Be comfortable in your uncomfortable-ness. New things are scary. So are things we don’t understand.

By actively putting ourselves ‘out there’ we learn so many skills. We can seek to put ourselves in someone’s shoes and get a better understanding of where they’re coming from. We increase our capacity for empathy, and hey, maybe connect with someone we wouldn’t normally converse with.

Learning a new skill or wrestling with new media or technology we can cross barriers and even generations. We can see what all the fuss is about, appreciate it for what it is and either continue on the road with it or simply thank it for its time and send it on its way.

Afterall, we are life-long learners and we should be looking for opportunities to extend ourselves. Being uncomfortable also sparks conversations, maybe some tough ones. In a world that crazily seems to get more divided it’s good to don that uncomfortable sweater and put yourself out there. Being uncomfortable is a great catalyst to being dynamic; it makes it impossible to sit back and relax or be passive. Give it a go, do something you wouldn’t normally do, what’s the worst that could happen!


2. Work with your community

Find others that share your values and collaborate. Connect with organisations in the community that can benefit from your expertise. Build something bigger than just you.

Revel in the local; we have cool ‘shit’ here. We don’t need to look far to find amazing people already doing amazing things. Let’s make our cool little city/country/business etc thrive.

Let’s build something awesome.

Choose a charitable organisation that aligns with your values and donate time and energy into helping them get their voice out there. Work with local artists to produce something new and inspiring. Bring the knowledge to a new community of people.


3. Be a fan-girl, guy or person

I love this.

Just being unashamedly proud to be a fan.

Be it some teenage pop star obsession to some nanna-ish craft, just own it! You never know where it might get you.

You might one day build a successful business from your love of 90s Brit pop. Run your own skate shop.

Having outward passion also draws like-minded people to you. You’ll be a magnet to people. You will build a community. Remember, you’re not alone in your fandom – there’ll always be people out there as super-passionate as you.


4. Save the world (for real)

Sounds like a big ask, but there are some incredible companies out there helping to do their bit for the planet.

And not tokenism either.

Truly building businesses where ‘green’ is at the forefront of their business, sitting alongside other major goals. Use good design to push ‘green’ into our lifestyles to create ‘want’ as well as ‘need’.

Good design is inspiring and sought after and can make the difference between a memorable product or service. Be informed about businesses that green-wash. Join online communities that make a stand against global brands that aren’t compliant.

With global networks we have the power to demand transparency. We are always bigger than ourselves and we can make a difference. We can hold people and brands accountable.


5. Celebrate (and understand) cultures

Embracing our culture makes our lives so much richer. Learn the back-stories and history in order to go forward. Understand why things work or don’t work for different cultures or people.
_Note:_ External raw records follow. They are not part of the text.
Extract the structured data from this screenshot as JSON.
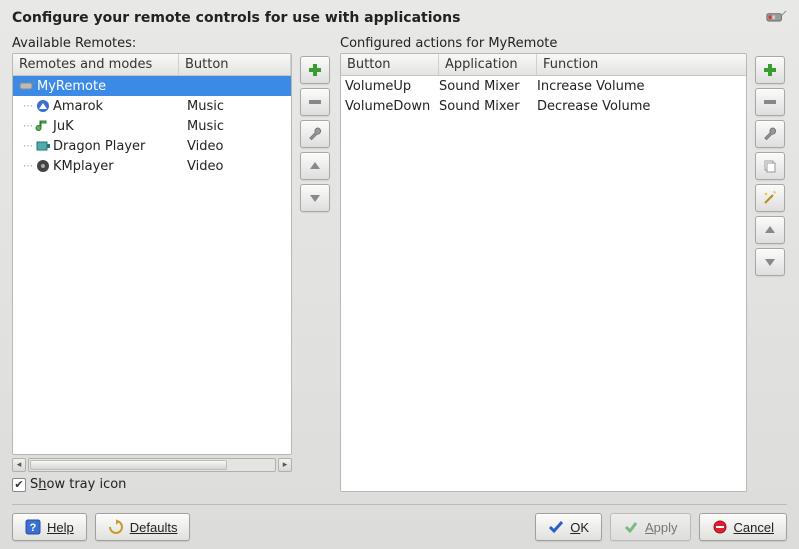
{
  "title": "Configure your remote controls for use with applications",
  "left": {
    "section_label": "Available Remotes:",
    "headers": {
      "c1": "Remotes and modes",
      "c2": "Button"
    },
    "rows": [
      {
        "name": "MyRemote",
        "button": "",
        "icon": "remote",
        "level": 0,
        "selected": true
      },
      {
        "name": "Amarok",
        "button": "Music",
        "icon": "amarok",
        "level": 1,
        "selected": false
      },
      {
        "name": "JuK",
        "button": "Music",
        "icon": "juk",
        "level": 1,
        "selected": false
      },
      {
        "name": "Dragon Player",
        "button": "Video",
        "icon": "dragon",
        "level": 1,
        "selected": false
      },
      {
        "name": "KMplayer",
        "button": "Video",
        "icon": "kmplayer",
        "level": 1,
        "selected": false
      }
    ]
  },
  "right": {
    "section_label": "Configured actions for MyRemote",
    "headers": {
      "c1": "Button",
      "c2": "Application",
      "c3": "Function"
    },
    "rows": [
      {
        "button": "VolumeUp",
        "application": "Sound Mixer",
        "function": "Increase Volume"
      },
      {
        "button": "VolumeDown",
        "application": "Sound Mixer",
        "function": "Decrease Volume"
      }
    ]
  },
  "left_buttons": [
    "add",
    "remove",
    "wrench",
    "up",
    "down"
  ],
  "right_buttons": [
    "add",
    "remove",
    "wrench",
    "copy",
    "autowand",
    "up",
    "down"
  ],
  "checkbox": {
    "label_pre": "S",
    "label_u": "h",
    "label_post": "ow tray icon",
    "checked": true
  },
  "footer": {
    "help": "Help",
    "defaults": "Defaults",
    "ok_u": "O",
    "ok_post": "K",
    "apply_u": "A",
    "apply_post": "pply",
    "cancel": "Cancel"
  }
}
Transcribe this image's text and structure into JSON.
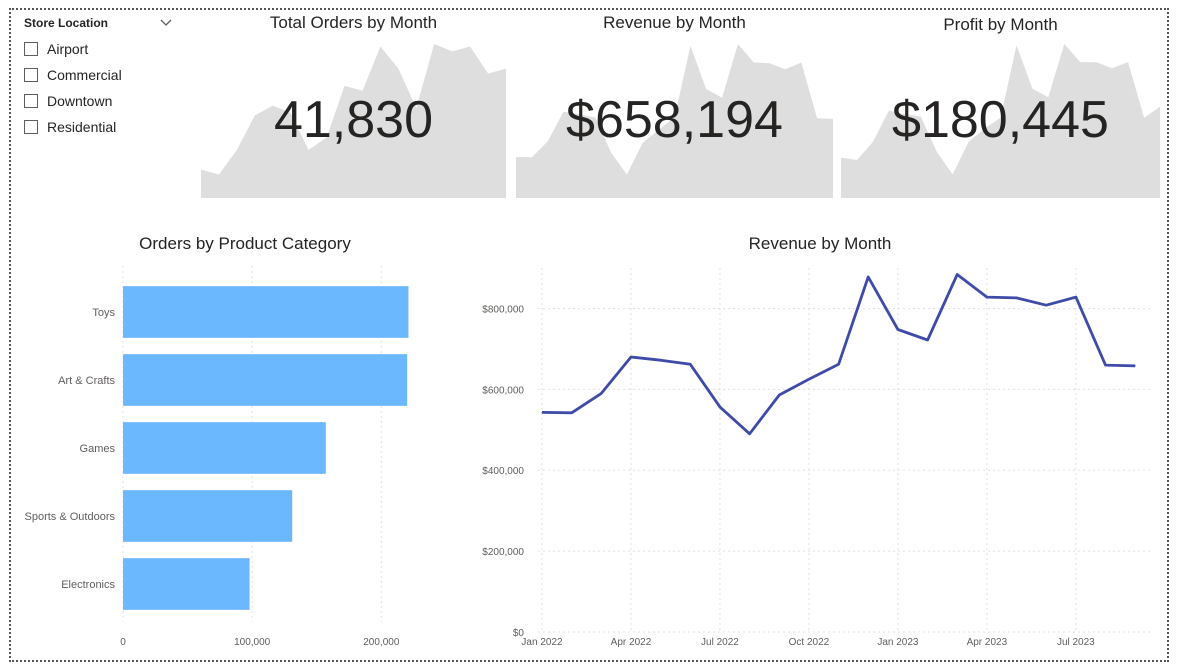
{
  "slicer": {
    "title": "Store Location",
    "items": [
      {
        "label": "Airport",
        "checked": false
      },
      {
        "label": "Commercial",
        "checked": false
      },
      {
        "label": "Downtown",
        "checked": false
      },
      {
        "label": "Residential",
        "checked": false
      }
    ]
  },
  "kpi_cards": [
    {
      "title": "Total Orders by Month",
      "value": "41,830",
      "sparkline": [
        1300,
        1100,
        2100,
        3500,
        3900,
        3600,
        2100,
        2600,
        4700,
        4500,
        6300,
        5400,
        3800,
        6400,
        6100,
        6300,
        5200,
        5400
      ]
    },
    {
      "title": "Revenue by Month",
      "value": "$658,194",
      "sparkline": [
        543000,
        542000,
        590000,
        680000,
        672000,
        662000,
        556000,
        490000,
        586000,
        625000,
        662000,
        878000,
        748000,
        722000,
        884000,
        828000,
        826000,
        808000,
        828000,
        660000,
        658000
      ]
    },
    {
      "title": "Profit by Month",
      "value": "$180,445",
      "sparkline": [
        148000,
        146000,
        161000,
        187000,
        184000,
        182000,
        153000,
        134000,
        161000,
        172000,
        181000,
        241000,
        205000,
        198000,
        242000,
        227000,
        227000,
        222000,
        227000,
        181000,
        190000
      ]
    }
  ],
  "chart_data": [
    {
      "type": "bar",
      "orientation": "horizontal",
      "title": "Orders by Product Category",
      "categories": [
        "Toys",
        "Art & Crafts",
        "Games",
        "Sports & Outdoors",
        "Electronics"
      ],
      "values": [
        221000,
        220000,
        157000,
        131000,
        98000
      ],
      "xlim": [
        0,
        240000
      ],
      "ticks": [
        "0",
        "100,000",
        "200,000"
      ],
      "tick_values": [
        0,
        100000,
        200000
      ],
      "color": "#6cb8ff",
      "grid": true
    },
    {
      "type": "line",
      "title": "Revenue by Month",
      "x": [
        "Jan 2022",
        "Feb 2022",
        "Mar 2022",
        "Apr 2022",
        "May 2022",
        "Jun 2022",
        "Jul 2022",
        "Aug 2022",
        "Sep 2022",
        "Oct 2022",
        "Nov 2022",
        "Dec 2022",
        "Jan 2023",
        "Feb 2023",
        "Mar 2023",
        "Apr 2023",
        "May 2023",
        "Jun 2023",
        "Jul 2023",
        "Aug 2023",
        "Sep 2023"
      ],
      "values": [
        543000,
        542000,
        590000,
        680000,
        672000,
        662000,
        556000,
        490000,
        586000,
        625000,
        662000,
        878000,
        748000,
        722000,
        884000,
        828000,
        826000,
        808000,
        828000,
        660000,
        658000
      ],
      "x_tick_labels": [
        "Jan 2022",
        "Apr 2022",
        "Jul 2022",
        "Oct 2022",
        "Jan 2023",
        "Apr 2023",
        "Jul 2023"
      ],
      "x_tick_index": [
        0,
        3,
        6,
        9,
        12,
        15,
        18
      ],
      "y_tick_labels": [
        "$0",
        "$200,000",
        "$400,000",
        "$600,000",
        "$800,000"
      ],
      "y_tick_values": [
        0,
        200000,
        400000,
        600000,
        800000
      ],
      "ylim": [
        0,
        900000
      ],
      "color": "#3f4ba8",
      "grid": true
    }
  ]
}
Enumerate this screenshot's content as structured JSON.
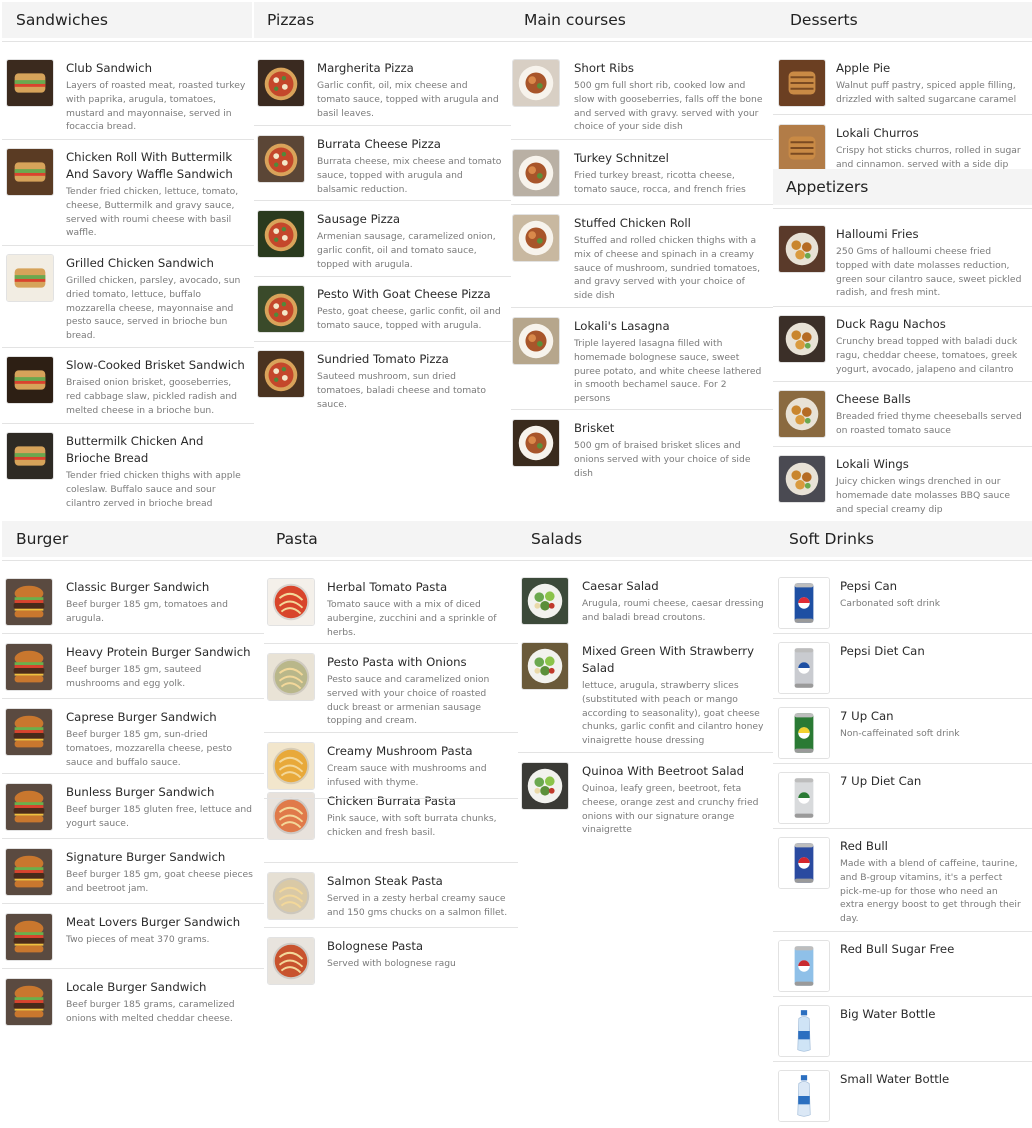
{
  "sections": {
    "sandwiches": {
      "title": "Sandwiches",
      "items": [
        {
          "name": "Club Sandwich",
          "desc": "Layers of roasted meat, roasted turkey with paprika, arugula, tomatoes, mustard and mayonnaise, served in focaccia bread.",
          "img": "sandwich-photo-icon"
        },
        {
          "name": "Chicken Roll With Buttermilk And Savory Waffle Sandwich",
          "desc": "Tender fried chicken, lettuce, tomato, cheese, Buttermilk and gravy sauce, served with roumi cheese with basil waffle.",
          "img": "sandwich-photo-icon"
        },
        {
          "name": "Grilled Chicken Sandwich",
          "desc": "Grilled chicken, parsley, avocado, sun dried tomato, lettuce, buffalo mozzarella cheese, mayonnaise and pesto sauce, served in brioche bun bread.",
          "img": "sandwich-photo-icon"
        },
        {
          "name": "Slow-Cooked Brisket Sandwich",
          "desc": "Braised onion brisket, gooseberries, red cabbage slaw, pickled radish and melted cheese in a brioche bun.",
          "img": "sandwich-photo-icon"
        },
        {
          "name": "Buttermilk Chicken And Brioche Bread",
          "desc": "Tender fried chicken thighs with apple coleslaw. Buffalo sauce and sour cilantro zerved in brioche bread",
          "img": "sandwich-photo-icon"
        }
      ]
    },
    "pizzas": {
      "title": "Pizzas",
      "items": [
        {
          "name": "Margherita Pizza",
          "desc": "Garlic confit, oil, mix cheese and tomato sauce, topped with arugula and basil leaves.",
          "img": "pizza-photo-icon"
        },
        {
          "name": "Burrata Cheese Pizza",
          "desc": "Burrata cheese, mix cheese and tomato sauce, topped with arugula and balsamic reduction.",
          "img": "pizza-photo-icon"
        },
        {
          "name": "Sausage Pizza",
          "desc": "Armenian sausage, caramelized onion, garlic confit, oil and tomato sauce, topped with arugula.",
          "img": "pizza-photo-icon"
        },
        {
          "name": "Pesto With Goat Cheese Pizza",
          "desc": "Pesto, goat cheese, garlic confit, oil and tomato sauce, topped with arugula.",
          "img": "pizza-photo-icon"
        },
        {
          "name": "Sundried Tomato Pizza",
          "desc": "Sauteed mushroom, sun dried tomatoes, baladi cheese and tomato sauce.",
          "img": "pizza-photo-icon"
        }
      ]
    },
    "main_courses": {
      "title": "Main courses",
      "items": [
        {
          "name": "Short Ribs",
          "desc": "500 gm full short rib, cooked low and slow with gooseberries, falls off the bone and served with gravy. served with your choice of your side dish",
          "img": "plate-photo-icon"
        },
        {
          "name": "Turkey Schnitzel",
          "desc": "Fried turkey breast, ricotta cheese, tomato sauce, rocca, and french fries",
          "img": "plate-photo-icon"
        },
        {
          "name": "Stuffed Chicken Roll",
          "desc": "Stuffed and rolled chicken thighs with a mix of cheese and spinach in a creamy sauce of mushroom, sundried tomatoes, and gravy served with your choice of side dish",
          "img": "plate-photo-icon"
        },
        {
          "name": "Lokali's Lasagna",
          "desc": "Triple layered lasagna filled with homemade bolognese sauce, sweet puree potato, and white cheese lathered in smooth bechamel sauce. For 2 persons",
          "img": "plate-photo-icon"
        },
        {
          "name": "Brisket",
          "desc": "500 gm of braised brisket slices and onions served with your choice of side dish",
          "img": "plate-photo-icon"
        }
      ]
    },
    "desserts": {
      "title": "Desserts",
      "items": [
        {
          "name": "Apple Pie",
          "desc": "Walnut puff pastry, spiced apple filling, drizzled with salted sugarcane caramel",
          "img": "dessert-photo-icon"
        },
        {
          "name": "Lokali Churros",
          "desc": "Crispy hot sticks churros, rolled in sugar and cinnamon. served with a side dip",
          "img": "dessert-photo-icon"
        }
      ]
    },
    "appetizers": {
      "title": "Appetizers",
      "items": [
        {
          "name": "Halloumi Fries",
          "desc": "250 Gms of halloumi cheese fried topped with date molasses reduction, green sour cilantro sauce, sweet pickled radish, and fresh mint.",
          "img": "appetizer-photo-icon"
        },
        {
          "name": "Duck Ragu Nachos",
          "desc": "Crunchy bread topped with baladi duck ragu, cheddar cheese, tomatoes, greek yogurt, avocado, jalapeno and cilantro",
          "img": "appetizer-photo-icon"
        },
        {
          "name": "Cheese Balls",
          "desc": "Breaded fried thyme cheeseballs served on roasted tomato sauce",
          "img": "appetizer-photo-icon"
        },
        {
          "name": "Lokali Wings",
          "desc": "Juicy chicken wings drenched in our homemade date molasses BBQ sauce and special creamy dip",
          "img": "appetizer-photo-icon"
        }
      ]
    },
    "burger": {
      "title": "Burger",
      "items": [
        {
          "name": "Classic Burger Sandwich",
          "desc": "Beef burger 185 gm, tomatoes and arugula.",
          "img": "burger-photo-icon"
        },
        {
          "name": "Heavy Protein Burger Sandwich",
          "desc": "Beef burger 185 gm, sauteed mushrooms and egg yolk.",
          "img": "burger-photo-icon"
        },
        {
          "name": "Caprese Burger Sandwich",
          "desc": "Beef burger 185 gm, sun-dried tomatoes, mozzarella cheese, pesto sauce and buffalo sauce.",
          "img": "burger-photo-icon"
        },
        {
          "name": "Bunless Burger Sandwich",
          "desc": "Beef burger 185 gluten free, lettuce and yogurt sauce.",
          "img": "burger-photo-icon"
        },
        {
          "name": "Signature Burger Sandwich",
          "desc": "Beef burger 185 gm, goat cheese pieces and beetroot jam.",
          "img": "burger-photo-icon"
        },
        {
          "name": "Meat Lovers Burger Sandwich",
          "desc": "Two pieces of meat 370 grams.",
          "img": "burger-photo-icon"
        },
        {
          "name": "Locale Burger Sandwich",
          "desc": "Beef burger 185 grams, caramelized onions with melted cheddar cheese.",
          "img": "burger-photo-icon"
        }
      ]
    },
    "pasta": {
      "title": "Pasta",
      "items": [
        {
          "name": "Herbal Tomato Pasta",
          "desc": "Tomato sauce with a mix of diced aubergine, zucchini and a sprinkle of herbs.",
          "img": "pasta-photo-icon"
        },
        {
          "name": "Pesto Pasta with Onions",
          "desc": "Pesto sauce and caramelized onion served with your choice of roasted duck breast or armenian sausage topping and cream.",
          "img": "pasta-photo-icon"
        },
        {
          "name": "Creamy Mushroom Pasta",
          "desc": "Cream sauce with mushrooms and infused with thyme.",
          "img": "pasta-photo-icon"
        },
        {
          "name": "Chicken Burrata Pasta",
          "desc": "Pink sauce, with soft burrata chunks, chicken and fresh basil.",
          "img": "pasta-photo-icon"
        },
        {
          "name": "Salmon Steak Pasta",
          "desc": "Served in a zesty herbal creamy sauce and 150 gms chucks on a salmon fillet.",
          "img": "pasta-photo-icon"
        },
        {
          "name": "Bolognese Pasta",
          "desc": "Served with bolognese ragu",
          "img": "pasta-photo-icon"
        }
      ]
    },
    "salads": {
      "title": "Salads",
      "items": [
        {
          "name": "Caesar Salad",
          "desc": "Arugula, roumi cheese, caesar dressing and baladi bread croutons.",
          "img": "salad-photo-icon"
        },
        {
          "name": "Mixed Green With Strawberry Salad",
          "desc": "lettuce, arugula, strawberry slices (substituted with peach or mango according to seasonality), goat cheese chunks, garlic confit and cilantro honey vinaigrette house dressing",
          "img": "salad-photo-icon"
        },
        {
          "name": "Quinoa With Beetroot Salad",
          "desc": "Quinoa, leafy green, beetroot, feta cheese, orange zest and crunchy fried onions with our signature orange vinaigrette",
          "img": "salad-photo-icon"
        }
      ]
    },
    "soft_drinks": {
      "title": "Soft Drinks",
      "items": [
        {
          "name": "Pepsi Can",
          "desc": "Carbonated soft drink",
          "img": "pepsi-can-icon"
        },
        {
          "name": "Pepsi Diet Can",
          "desc": "",
          "img": "pepsi-diet-can-icon"
        },
        {
          "name": "7 Up Can",
          "desc": "Non-caffeinated soft drink",
          "img": "7up-can-icon"
        },
        {
          "name": "7 Up Diet Can",
          "desc": "",
          "img": "7up-diet-can-icon"
        },
        {
          "name": "Red Bull",
          "desc": "Made with a blend of caffeine, taurine, and B-group vitamins, it's a perfect pick-me-up for those who need an extra energy boost to get through their day.",
          "img": "red-bull-can-icon"
        },
        {
          "name": "Red Bull Sugar Free",
          "desc": "",
          "img": "red-bull-sugar-free-can-icon"
        },
        {
          "name": "Big Water Bottle",
          "desc": "",
          "img": "water-bottle-icon"
        },
        {
          "name": "Small Water Bottle",
          "desc": "",
          "img": "water-bottle-icon"
        }
      ]
    }
  }
}
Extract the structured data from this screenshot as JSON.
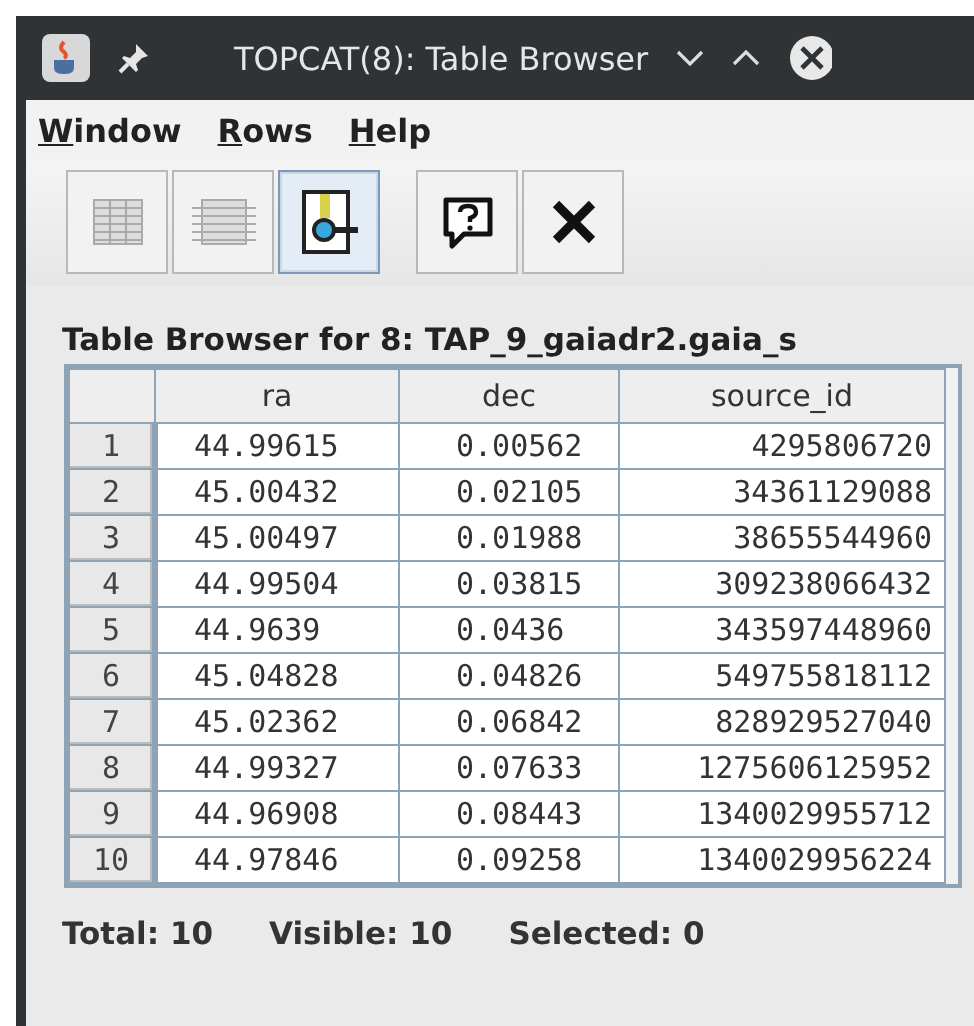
{
  "window": {
    "title": "TOPCAT(8): Table Browser"
  },
  "menu": [
    "Window",
    "Rows",
    "Help"
  ],
  "toolbar": [
    {
      "kind": "table",
      "disabled": true,
      "selected": false
    },
    {
      "kind": "table-lines",
      "disabled": true,
      "selected": false
    },
    {
      "kind": "search",
      "disabled": false,
      "selected": true
    },
    {
      "kind": "help",
      "disabled": false,
      "selected": false
    },
    {
      "kind": "close",
      "disabled": false,
      "selected": false
    }
  ],
  "panel_title": "Table Browser for 8: TAP_9_gaiadr2.gaia_s",
  "table": {
    "columns": [
      "",
      "ra",
      "dec",
      "source_id"
    ],
    "rows": [
      [
        "1",
        "44.99615",
        "0.00562",
        "4295806720"
      ],
      [
        "2",
        "45.00432",
        "0.02105",
        "34361129088"
      ],
      [
        "3",
        "45.00497",
        "0.01988",
        "38655544960"
      ],
      [
        "4",
        "44.99504",
        "0.03815",
        "309238066432"
      ],
      [
        "5",
        "44.9639",
        "0.0436",
        "343597448960"
      ],
      [
        "6",
        "45.04828",
        "0.04826",
        "549755818112"
      ],
      [
        "7",
        "45.02362",
        "0.06842",
        "828929527040"
      ],
      [
        "8",
        "44.99327",
        "0.07633",
        "1275606125952"
      ],
      [
        "9",
        "44.96908",
        "0.08443",
        "1340029955712"
      ],
      [
        "10",
        "44.97846",
        "0.09258",
        "1340029956224"
      ]
    ]
  },
  "status": [
    "Total: 10",
    "Visible: 10",
    "Selected: 0"
  ]
}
Ask, don’t assume or guess.

Get the right people involved in projects or ideas right from the start. Create meaningful stories. Know that people have different ways of understanding and receiving information and that there may be many solutions to an idea.

Work to bring foundational beliefs into a new and exciting medium or space and get people excited about learning.


There were so many inspiring talks and themes that came out of Semi-Permanent. It’s been a couple of years since the last one was held in Wellington and I think we’ve been a little starved of such inspiring talks.

I could feel a real tangible buzz in the air that was quite electrifying. The challenge now of course is to translate some (hopefully most) of these themes into practice, both professionally and personally.

Baby steps or big steps, just to make a start is often the hardest part. It’s making me feel a little uncomfortable, but that’s ok.

The Importance of Visual Design in Learning Design

Professional insight on the importance of visual design in learning design and tips on how learning designers can best collaborate with visual designers. 

Read more

stay in the loop

Sign up with your email address to receive news and updates.